I see that all three Toronto newspapers this morning featured reviews of the documentary, Tim’s Vermeer. For good reason. This gem premiered at the 2013 Toronto International Film Festival to great acclaim. It shows this weekend at the TIFF Bell Lightbox in Toronto, and also at the Cineplex International Village Cinemas in Vancouver. And is apparently opening next weekend in Montreal. Although it sounds obscure, this documentary is a winner. Fascinating in its detail and provocative in its thesis, it will put you into the centre of a major debate in the world of art.
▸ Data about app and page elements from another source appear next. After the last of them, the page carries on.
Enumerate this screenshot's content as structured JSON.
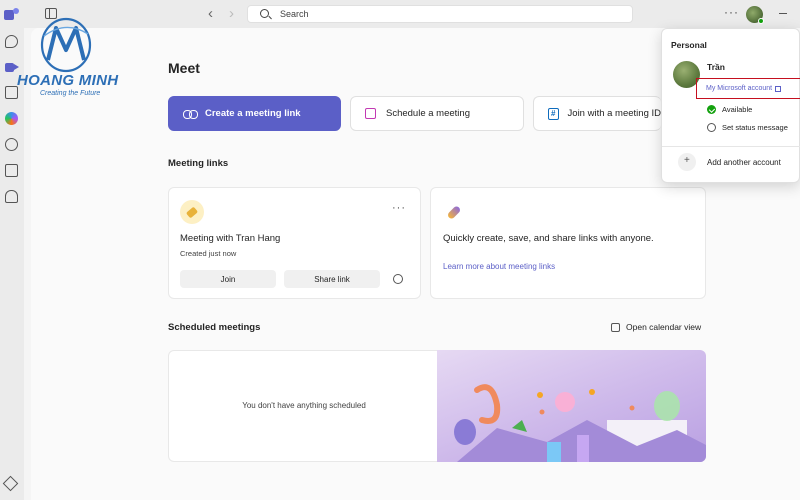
{
  "topbar": {
    "search_placeholder": "Search",
    "more_label": "···"
  },
  "logo": {
    "name": "HOANG MINH",
    "tagline": "Creating the Future"
  },
  "main": {
    "title": "Meet",
    "actions": [
      {
        "label": "Create a meeting link"
      },
      {
        "label": "Schedule a meeting"
      },
      {
        "label": "Join with a meeting ID"
      }
    ],
    "meeting_links_title": "Meeting links",
    "meeting_card": {
      "title": "Meeting with Tran Hang",
      "subtitle": "Created just now",
      "join_label": "Join",
      "share_label": "Share link",
      "more_label": "···"
    },
    "promo_card": {
      "text": "Quickly create, save, and share links with anyone.",
      "link": "Learn more about meeting links"
    },
    "scheduled_title": "Scheduled meetings",
    "calendar_link": "Open calendar view",
    "empty_text": "You don't have anything scheduled"
  },
  "flyout": {
    "section": "Personal",
    "name": "Trần",
    "account_link": "My Microsoft account",
    "status": "Available",
    "status_message": "Set status message",
    "add_account": "Add another account"
  },
  "colors": {
    "accent": "#5b5fc7",
    "available": "#13a10e",
    "highlight_box": "#c50f1f",
    "logo_blue": "#2d6fb6"
  }
}
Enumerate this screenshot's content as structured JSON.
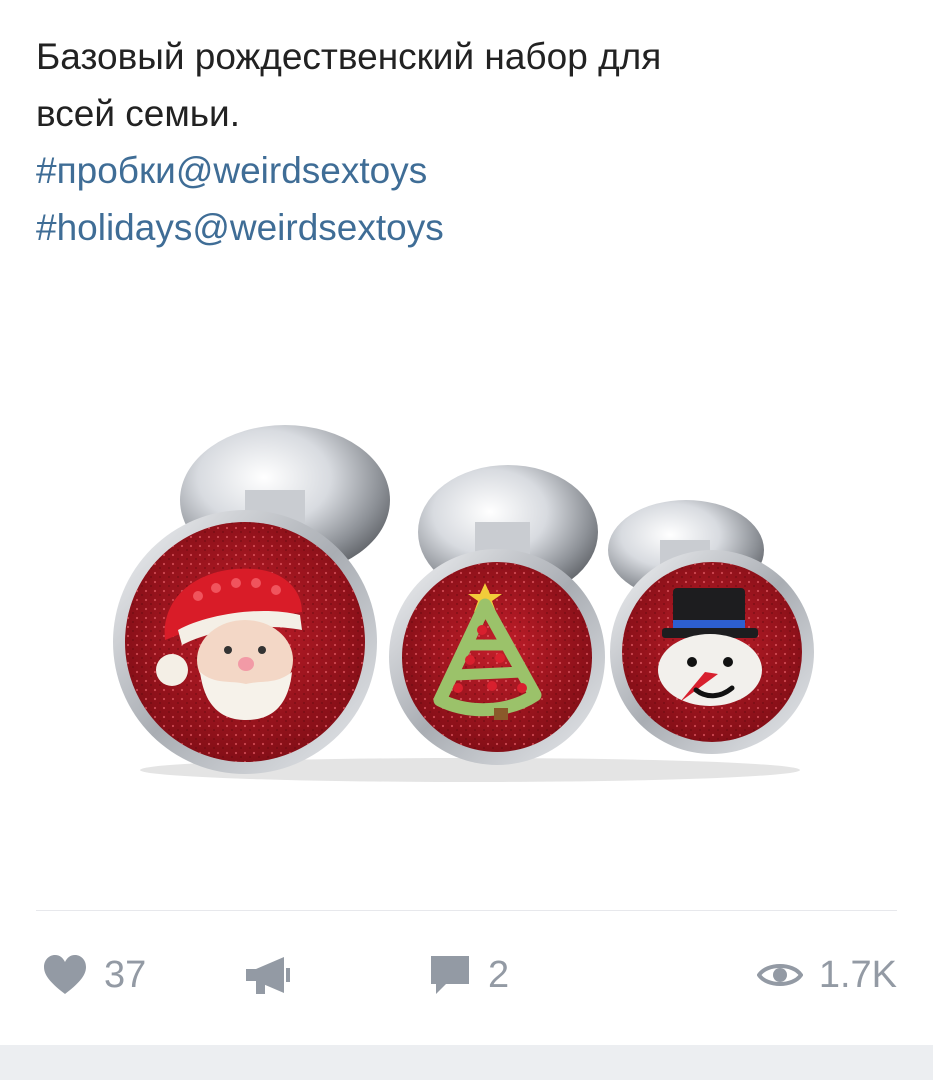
{
  "post": {
    "text_line1": "Базовый рождественский набор для",
    "text_line2": "всей семьи.",
    "hashtags": [
      "#пробки@weirdsextoys",
      "#holidays@weirdsextoys"
    ]
  },
  "actions": {
    "likes": "37",
    "comments": "2",
    "views": "1.7K"
  },
  "colors": {
    "hashtag": "#3f6d96",
    "icon": "#939aa4",
    "glitter_red": "#a8141e"
  },
  "icons": [
    "heart-icon",
    "megaphone-icon",
    "comment-icon",
    "eye-icon"
  ]
}
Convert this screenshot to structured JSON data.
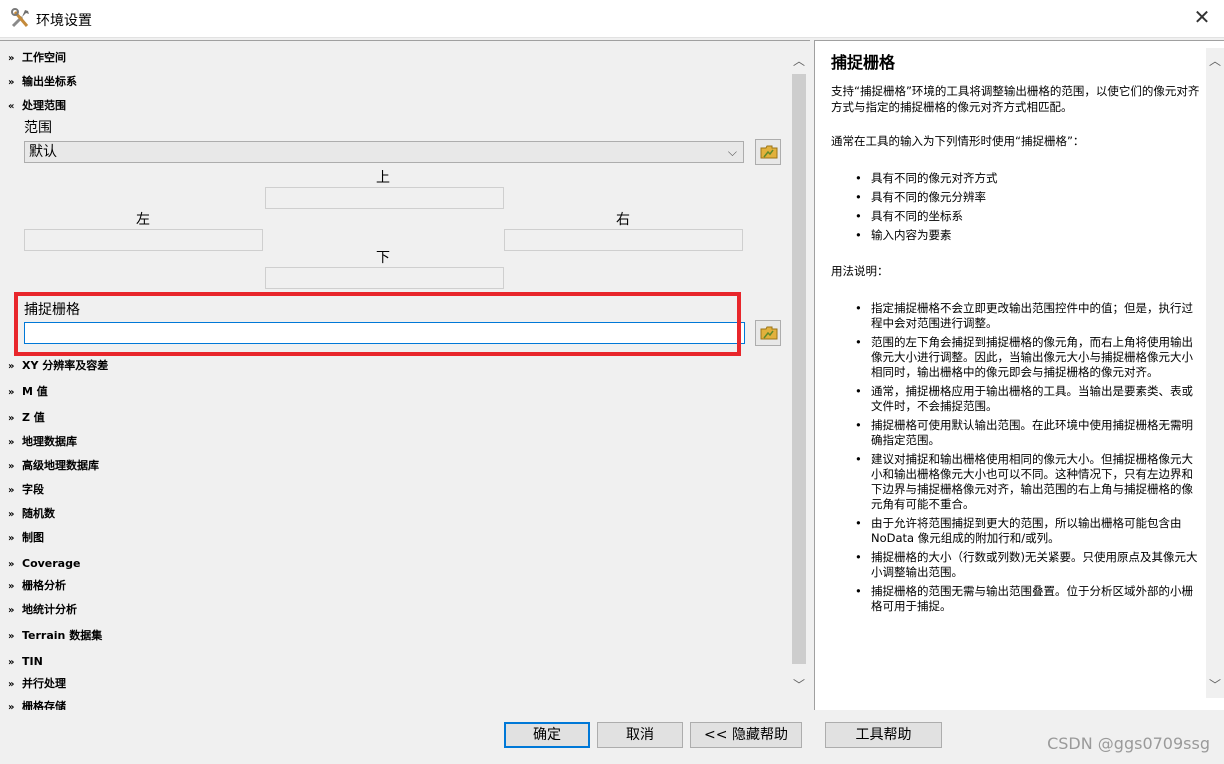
{
  "window": {
    "title": "环境设置",
    "close_glyph": "✕"
  },
  "sections_top": [
    {
      "label": "工作空间",
      "chevron": "»"
    },
    {
      "label": "输出坐标系",
      "chevron": "»"
    },
    {
      "label": "处理范围",
      "chevron": "«"
    }
  ],
  "extent": {
    "label": "范围",
    "dropdown_value": "默认",
    "top_label": "上",
    "left_label": "左",
    "right_label": "右",
    "bottom_label": "下"
  },
  "snap": {
    "label": "捕捉栅格",
    "value": ""
  },
  "sections_bottom": [
    {
      "label": "XY 分辨率及容差"
    },
    {
      "label": "M 值"
    },
    {
      "label": "Z 值"
    },
    {
      "label": "地理数据库"
    },
    {
      "label": "高级地理数据库"
    },
    {
      "label": "字段"
    },
    {
      "label": "随机数"
    },
    {
      "label": "制图"
    },
    {
      "label": "Coverage"
    },
    {
      "label": "栅格分析"
    },
    {
      "label": "地统计分析"
    },
    {
      "label": "Terrain 数据集"
    },
    {
      "label": "TIN"
    },
    {
      "label": "并行处理"
    },
    {
      "label": "栅格存储"
    }
  ],
  "help": {
    "title": "捕捉栅格",
    "intro": "支持“捕捉栅格”环境的工具将调整输出栅格的范围，以使它们的像元对齐方式与指定的捕捉栅格的像元对齐方式相匹配。",
    "usage_intro": "通常在工具的输入为下列情形时使用“捕捉栅格”：",
    "usage_items": [
      "具有不同的像元对齐方式",
      "具有不同的像元分辨率",
      "具有不同的坐标系",
      "输入内容为要素"
    ],
    "notes_title": "用法说明：",
    "notes": [
      "指定捕捉栅格不会立即更改输出范围控件中的值；但是，执行过程中会对范围进行调整。",
      "范围的左下角会捕捉到捕捉栅格的像元角，而右上角将使用输出像元大小进行调整。因此，当输出像元大小与捕捉栅格像元大小相同时，输出栅格中的像元即会与捕捉栅格的像元对齐。",
      "通常，捕捉栅格应用于输出栅格的工具。当输出是要素类、表或文件时，不会捕捉范围。",
      "捕捉栅格可使用默认输出范围。在此环境中使用捕捉栅格无需明确指定范围。",
      "建议对捕捉和输出栅格使用相同的像元大小。但捕捉栅格像元大小和输出栅格像元大小也可以不同。这种情况下，只有左边界和下边界与捕捉栅格像元对齐，输出范围的右上角与捕捉栅格的像元角有可能不重合。",
      "由于允许将范围捕捉到更大的范围，所以输出栅格可能包含由 NoData 像元组成的附加行和/或列。",
      "捕捉栅格的大小（行数或列数)无关紧要。只使用原点及其像元大小调整输出范围。",
      "捕捉栅格的范围无需与输出范围叠置。位于分析区域外部的小栅格可用于捕捉。"
    ]
  },
  "footer": {
    "ok": "确定",
    "cancel": "取消",
    "hide_help": "<< 隐藏帮助",
    "tool_help": "工具帮助",
    "watermark": "CSDN @ggs0709ssg"
  },
  "colors": {
    "highlight": "#e8262b",
    "focus": "#0078d7"
  }
}
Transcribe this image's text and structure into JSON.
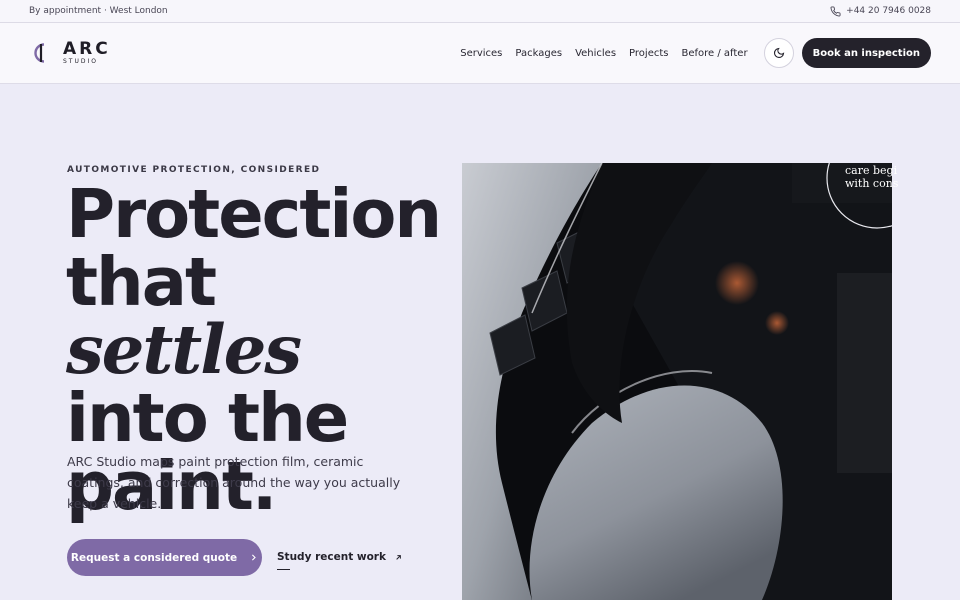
{
  "topbar": {
    "availability": "By appointment · West London",
    "phone": "+44 20 7946 0028",
    "phone_icon": "phone-icon"
  },
  "brand": {
    "name": "ARC",
    "sub": "STUDIO",
    "mark_icon": "arc-logo-icon"
  },
  "nav": {
    "items": [
      "Services",
      "Packages",
      "Vehicles",
      "Projects",
      "Before / after"
    ],
    "theme_icon": "moon-icon",
    "book_label": "Book an inspection"
  },
  "hero": {
    "eyebrow": "AUTOMOTIVE PROTECTION, CONSIDERED",
    "headline_1": "Protection",
    "headline_2a": "that ",
    "headline_2b": "settles",
    "headline_3": "into the",
    "headline_4": "paint.",
    "lede": "ARC Studio maps paint protection film, ceramic coatings, and correction around the way you actually keep a vehicle.",
    "cta_label": "Request a considered quote",
    "cta_icon": "chevron-right-icon",
    "secondary_label": "Study recent work",
    "secondary_icon": "arrow-up-right-icon"
  },
  "photo": {
    "badge_line_1": "care begi",
    "badge_line_2": "with cons"
  },
  "colors": {
    "background": "#ecebf7",
    "accent": "#7f6aa6",
    "dark": "#24222b"
  }
}
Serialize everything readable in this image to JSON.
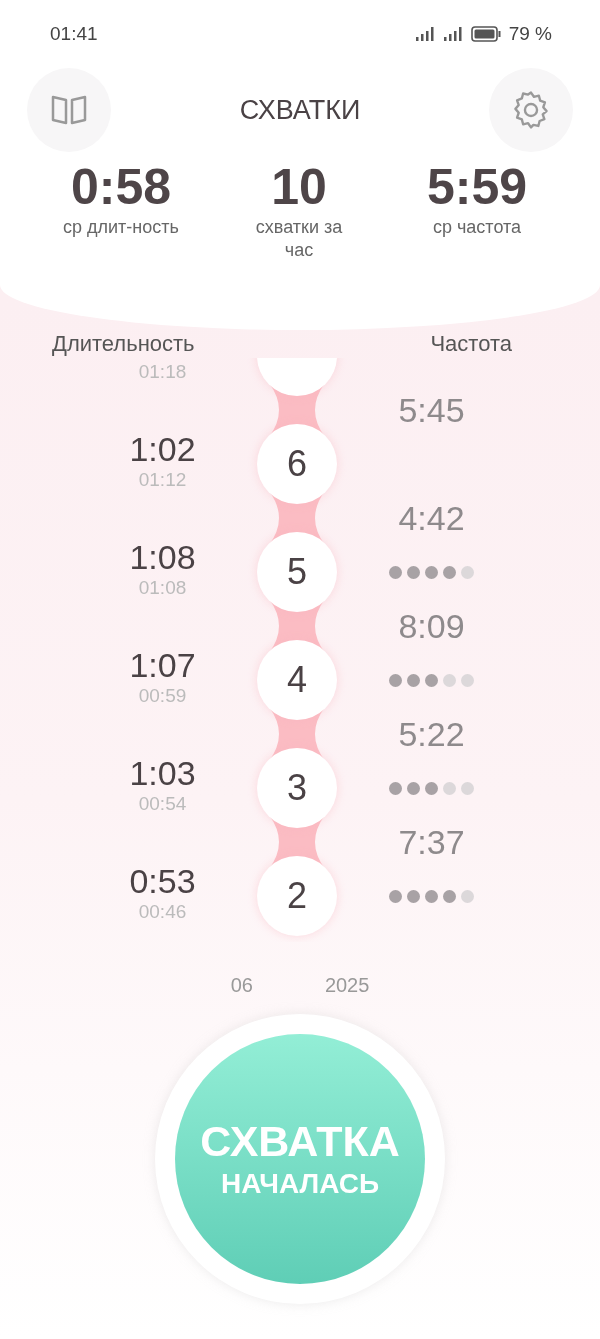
{
  "status_bar": {
    "time": "01:41",
    "battery_text": "79 %"
  },
  "header": {
    "title": "СХВАТКИ"
  },
  "stats": [
    {
      "value": "0:58",
      "label": "ср длит-ность"
    },
    {
      "value": "10",
      "label": "схватки за час"
    },
    {
      "value": "5:59",
      "label": "ср частота"
    }
  ],
  "columns": {
    "duration": "Длительность",
    "frequency": "Частота"
  },
  "contractions": [
    {
      "start": "01:18"
    },
    {
      "number": "6",
      "duration": "1:02",
      "start": "01:12",
      "frequency": "5:45"
    },
    {
      "number": "5",
      "duration": "1:08",
      "start": "01:08",
      "frequency": "4:42",
      "stars": 4
    },
    {
      "number": "4",
      "duration": "1:07",
      "start": "00:59",
      "frequency": "8:09",
      "stars": 3
    },
    {
      "number": "3",
      "duration": "1:03",
      "start": "00:54",
      "frequency": "5:22",
      "stars": 3
    },
    {
      "number": "2",
      "duration": "0:53",
      "start": "00:46",
      "frequency": "7:37",
      "stars": 4
    }
  ],
  "date_parts": [
    "06",
    "2025"
  ],
  "start_button": {
    "line1": "СХВАТКА",
    "line2": "НАЧАЛАСЬ"
  }
}
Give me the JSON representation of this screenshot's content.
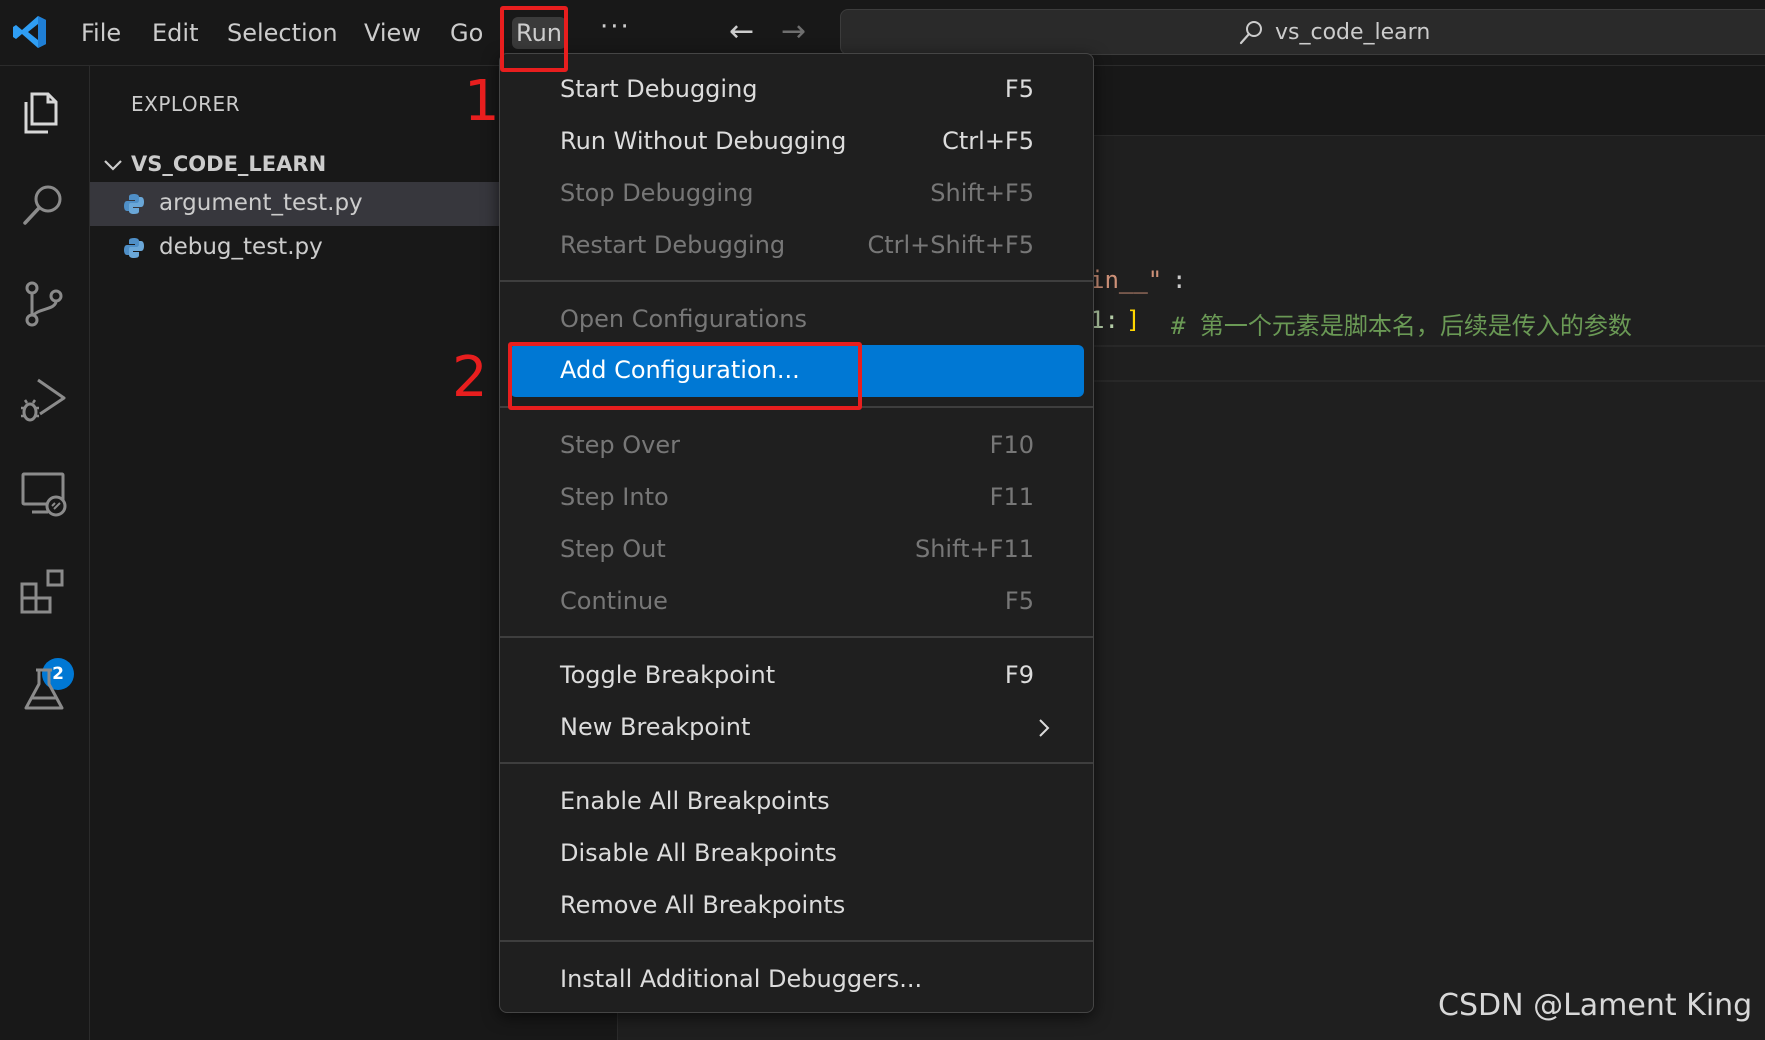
{
  "menubar": {
    "items": [
      "File",
      "Edit",
      "Selection",
      "View",
      "Go",
      "Run"
    ],
    "more": "···",
    "back_arrow": "←",
    "forward_arrow": "→"
  },
  "search": {
    "text": "vs_code_learn",
    "icon": "search-icon"
  },
  "activity_bar": {
    "icons": [
      "explorer-icon",
      "search-icon",
      "source-control-icon",
      "run-debug-icon",
      "remote-explorer-icon",
      "extensions-icon",
      "testing-icon"
    ],
    "extensions_badge": "2"
  },
  "sidebar": {
    "title": "EXPLORER",
    "folder": "VS_CODE_LEARN",
    "files": [
      "argument_test.py",
      "debug_test.py"
    ]
  },
  "editor": {
    "line1_string": "in__\"",
    "line1_colon": ":",
    "line2_code": "1:",
    "line2_bracket": "]",
    "line2_comment": "# 第一个元素是脚本名，后续是传入的参数"
  },
  "run_menu": {
    "groups": [
      [
        {
          "label": "Start Debugging",
          "key": "F5",
          "enabled": true
        },
        {
          "label": "Run Without Debugging",
          "key": "Ctrl+F5",
          "enabled": true
        },
        {
          "label": "Stop Debugging",
          "key": "Shift+F5",
          "enabled": false
        },
        {
          "label": "Restart Debugging",
          "key": "Ctrl+Shift+F5",
          "enabled": false
        }
      ],
      [
        {
          "label": "Open Configurations",
          "key": "",
          "enabled": false
        },
        {
          "label": "Add Configuration...",
          "key": "",
          "enabled": true,
          "active": true
        }
      ],
      [
        {
          "label": "Step Over",
          "key": "F10",
          "enabled": false
        },
        {
          "label": "Step Into",
          "key": "F11",
          "enabled": false
        },
        {
          "label": "Step Out",
          "key": "Shift+F11",
          "enabled": false
        },
        {
          "label": "Continue",
          "key": "F5",
          "enabled": false
        }
      ],
      [
        {
          "label": "Toggle Breakpoint",
          "key": "F9",
          "enabled": true
        },
        {
          "label": "New Breakpoint",
          "key": "",
          "enabled": true,
          "submenu": true
        }
      ],
      [
        {
          "label": "Enable All Breakpoints",
          "key": "",
          "enabled": true
        },
        {
          "label": "Disable All Breakpoints",
          "key": "",
          "enabled": true
        },
        {
          "label": "Remove All Breakpoints",
          "key": "",
          "enabled": true
        }
      ],
      [
        {
          "label": "Install Additional Debuggers...",
          "key": "",
          "enabled": true
        }
      ]
    ]
  },
  "annotations": {
    "step1": "1",
    "step2": "2",
    "color": "#e81e1e"
  },
  "watermark": "CSDN @Lament King"
}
Tim’s Vermeer relates the story of how a super-wealthy life-long inventor, Tim Jenison, who is not a painter, undertakes to “paint a Vermeer.” His objective is to prove his theory that the 17th-century Dutch painter Johannes Vermeer used a particular type of mirror as a tool to paint his unique and highly acclaimed paintings. Encouraged by illusionists Penn and Teller, he sets about to paint “The Music Lesson,” the original painted by Vermeer in 1663 in Delft, and now hanging in Buckingham Palace. How he does it is the subject of the film.
Who would have thought that “watching paint dry” would be so fascinating? Jenison spent more than five years on this project. Among other things, he learned to speak and read Dutch, he researched all the elements of the painting he chose (the paint itself, the light, the setting, the costumes, the furniture). He learned how to replicate all the elements which appear in Vermeer’s original, and then reproduced them in his San Antonio, Texas studio. Ultimately, he undertook the painstaking task of using his mirror device to paint the painting. All the time encouraged by Penn and Teller. Artist David Hockney (Secret Knowledge: Rediscovering the Lost Techniques of the Old Masters, 2006) and art historian Professor Phillip Steadman (Vermeer’s Camera: Uncovering the Truth behind the Masterpieces, 2001) appear in the film to evaluate how Jenison takes their ideas, adds to them, and puts their theories into practice.
For anyone who has ever been awestruck by the luminosity of Vermeer’s paintings, this film will be fascinating. The film will be equally delightful for those who love a real story about real people, particularly about one of those rare people who actually act on their obsessions and ultimately achieve the unachievable. When Jenison appeared on stage for a Q and A session with Penn and Teller, at the film festival last September, he was besieged by admirers full of questions about what he had done. When we last saw him, he was trailing down a hallway at the Lightbox, his admirers in tow.
See the reviews in today’s papers. Chris Knight in the National Post and James Adams in The Globe and Mail are thoughtful and right on.